Medical Research: What is the background for this study? What are the main findings?
Response: In a prior study, we identified patient-level income as an important predictor of clinical trial participation. Because this was one of many demographic and socioeconomic factors that we examined, we sought to confirm the finding in this new study using prospective data. Again, we found that patient-level income predicted clinical trial participation. Patients with household income <$50,000/year had a 32% lower odds of participating in clinical trials than patients with household income >$50,000/year. This confirmed our previous observation and provided strong evidence that the observation of income disparities in clinical trial enrollment is valid.
Medical Research: What should clinicians and patients take away from your report?

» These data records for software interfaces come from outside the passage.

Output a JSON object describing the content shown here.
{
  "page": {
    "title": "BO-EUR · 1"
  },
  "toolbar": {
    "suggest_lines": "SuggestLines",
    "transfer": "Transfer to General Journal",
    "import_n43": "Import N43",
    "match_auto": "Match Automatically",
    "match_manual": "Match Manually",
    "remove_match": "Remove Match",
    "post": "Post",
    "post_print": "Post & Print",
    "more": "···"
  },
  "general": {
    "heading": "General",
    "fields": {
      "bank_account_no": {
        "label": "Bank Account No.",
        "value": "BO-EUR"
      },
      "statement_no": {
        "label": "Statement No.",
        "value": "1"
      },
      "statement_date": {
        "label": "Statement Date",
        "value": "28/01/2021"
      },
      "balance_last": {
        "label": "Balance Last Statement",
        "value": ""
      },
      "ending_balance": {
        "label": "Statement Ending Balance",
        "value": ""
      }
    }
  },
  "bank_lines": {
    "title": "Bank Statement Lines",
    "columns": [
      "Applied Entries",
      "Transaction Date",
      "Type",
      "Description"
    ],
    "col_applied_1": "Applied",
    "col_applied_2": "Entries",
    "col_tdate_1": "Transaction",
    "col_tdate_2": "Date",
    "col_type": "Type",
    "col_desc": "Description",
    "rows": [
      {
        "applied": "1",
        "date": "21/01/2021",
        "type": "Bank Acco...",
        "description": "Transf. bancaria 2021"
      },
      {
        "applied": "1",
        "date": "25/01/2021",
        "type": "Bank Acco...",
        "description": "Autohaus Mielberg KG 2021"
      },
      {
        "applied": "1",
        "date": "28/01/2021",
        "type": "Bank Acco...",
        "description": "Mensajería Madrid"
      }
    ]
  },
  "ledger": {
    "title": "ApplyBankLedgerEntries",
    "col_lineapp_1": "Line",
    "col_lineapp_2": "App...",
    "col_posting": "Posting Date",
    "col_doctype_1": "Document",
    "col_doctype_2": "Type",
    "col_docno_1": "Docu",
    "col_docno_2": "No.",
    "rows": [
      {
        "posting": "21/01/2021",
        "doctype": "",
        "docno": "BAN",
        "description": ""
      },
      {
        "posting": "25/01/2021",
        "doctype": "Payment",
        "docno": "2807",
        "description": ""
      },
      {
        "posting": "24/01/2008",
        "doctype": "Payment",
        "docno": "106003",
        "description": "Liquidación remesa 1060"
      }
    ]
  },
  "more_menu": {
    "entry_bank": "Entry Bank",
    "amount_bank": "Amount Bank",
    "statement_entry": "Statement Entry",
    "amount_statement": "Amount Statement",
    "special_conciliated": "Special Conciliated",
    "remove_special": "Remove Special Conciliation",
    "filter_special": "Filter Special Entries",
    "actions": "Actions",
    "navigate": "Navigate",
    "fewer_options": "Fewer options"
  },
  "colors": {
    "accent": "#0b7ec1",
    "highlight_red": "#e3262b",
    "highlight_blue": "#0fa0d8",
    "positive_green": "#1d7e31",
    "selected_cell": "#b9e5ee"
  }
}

Response: Clinicians should be aware that lower income patients may be more likely to decline to participate in clinical trials due to direct costs (such as copays or coinsurance) or indirect costs (such as travel costs or time off work). This is important for both researchers and patients. For researchers, improved enrollment of lower income patients would help speed the conduct of clinical trials, hastening the development of new treatments, and would better assure the applicability of clinical trial results to all income levels. For patients, clinical trial treatments represent the newest available treatments, so such treatments should be equally available to patients of all income levels.
Medical Research: What recommendations do you have for future research as a result of this study?
Response: Future work should seek to clarify which specific costs are barriers, and to identify ways to help lower income patients with those costs.
Unger JM, Gralow JR, Albain KS, Ramsey SD, Hershman DL. Patient Income Level and Cancer Clinical Trial Participation: A Prospective Survey Study. JAMA Oncol.Published online October 15, 2015. doi:10.1001/jamaoncol.2015.3924.
Joseph M. Unger, PhD MS (2015). Poor Patients Less Likely To Participate in Medical Research